[WHAT YOU HAVE TO DO] The records underneath are to be printed in full and exactly, with no pictures carried over.

Dataset entries:
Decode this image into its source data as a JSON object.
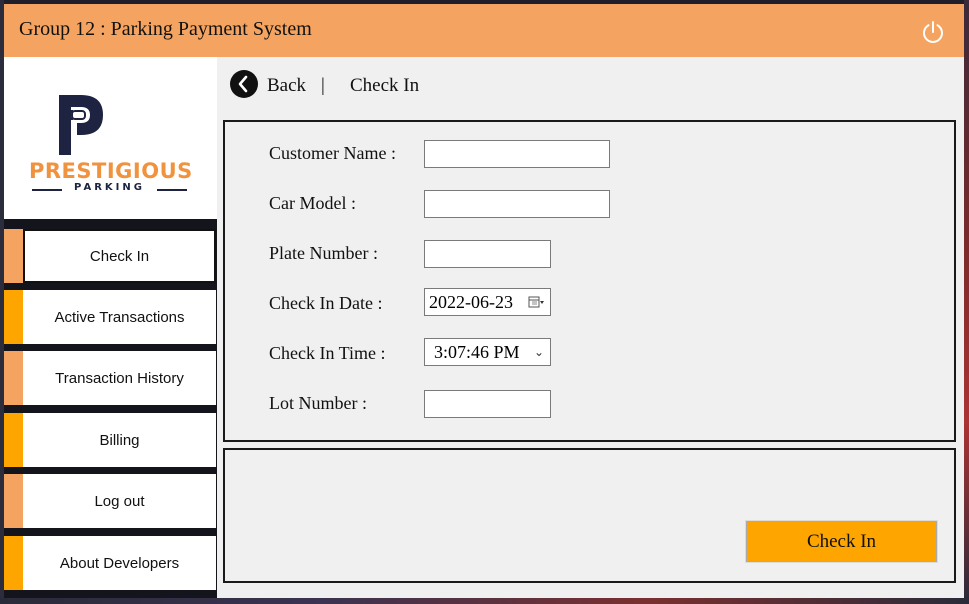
{
  "app": {
    "title": "Group 12 : Parking Payment System"
  },
  "logo": {
    "word": "PRESTIGIOUS",
    "subword": "PARKING",
    "brand_color": "#f0923e",
    "dark_color": "#1d2340"
  },
  "colors": {
    "titlebar": "#f4a460",
    "accent_orange": "#ffa500",
    "accent_light": "#f4a460"
  },
  "nav": {
    "items": [
      {
        "label": "Check In",
        "active": true
      },
      {
        "label": "Active Transactions",
        "active": false
      },
      {
        "label": "Transaction History",
        "active": false
      },
      {
        "label": "Billing",
        "active": false
      },
      {
        "label": "Log out",
        "active": false
      },
      {
        "label": "About Developers",
        "active": false
      }
    ]
  },
  "header": {
    "back_label": "Back",
    "separator": "|",
    "current": "Check In"
  },
  "form": {
    "customer_name": {
      "label": "Customer Name :",
      "value": ""
    },
    "car_model": {
      "label": "Car Model :",
      "value": ""
    },
    "plate_number": {
      "label": "Plate Number :",
      "value": ""
    },
    "check_in_date": {
      "label": "Check In Date :",
      "value": "2022-06-23"
    },
    "check_in_time": {
      "label": "Check In Time :",
      "value": "3:07:46 PM"
    },
    "lot_number": {
      "label": "Lot Number :",
      "value": ""
    }
  },
  "actions": {
    "check_in_label": "Check In"
  },
  "icons": {
    "power": "power-icon",
    "back": "chevron-left-icon",
    "calendar": "calendar-icon",
    "dropdown": "chevron-down-icon"
  }
}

[TASK ANSWER]
Decode this image into its source data as a JSON object.
{
  "app": {
    "title": "Group 12 : Parking Payment System"
  },
  "logo": {
    "word": "PRESTIGIOUS",
    "subword": "PARKING",
    "brand_color": "#f0923e",
    "dark_color": "#1d2340"
  },
  "colors": {
    "titlebar": "#f4a460",
    "accent_orange": "#ffa500",
    "accent_light": "#f4a460"
  },
  "nav": {
    "items": [
      {
        "label": "Check In",
        "active": true
      },
      {
        "label": "Active Transactions",
        "active": false
      },
      {
        "label": "Transaction History",
        "active": false
      },
      {
        "label": "Billing",
        "active": false
      },
      {
        "label": "Log out",
        "active": false
      },
      {
        "label": "About Developers",
        "active": false
      }
    ]
  },
  "header": {
    "back_label": "Back",
    "separator": "|",
    "current": "Check In"
  },
  "form": {
    "customer_name": {
      "label": "Customer Name :",
      "value": ""
    },
    "car_model": {
      "label": "Car Model :",
      "value": ""
    },
    "plate_number": {
      "label": "Plate Number :",
      "value": ""
    },
    "check_in_date": {
      "label": "Check In Date :",
      "value": "2022-06-23"
    },
    "check_in_time": {
      "label": "Check In Time :",
      "value": "3:07:46 PM"
    },
    "lot_number": {
      "label": "Lot Number :",
      "value": ""
    }
  },
  "actions": {
    "check_in_label": "Check In"
  },
  "icons": {
    "power": "power-icon",
    "back": "chevron-left-icon",
    "calendar": "calendar-icon",
    "dropdown": "chevron-down-icon"
  }
}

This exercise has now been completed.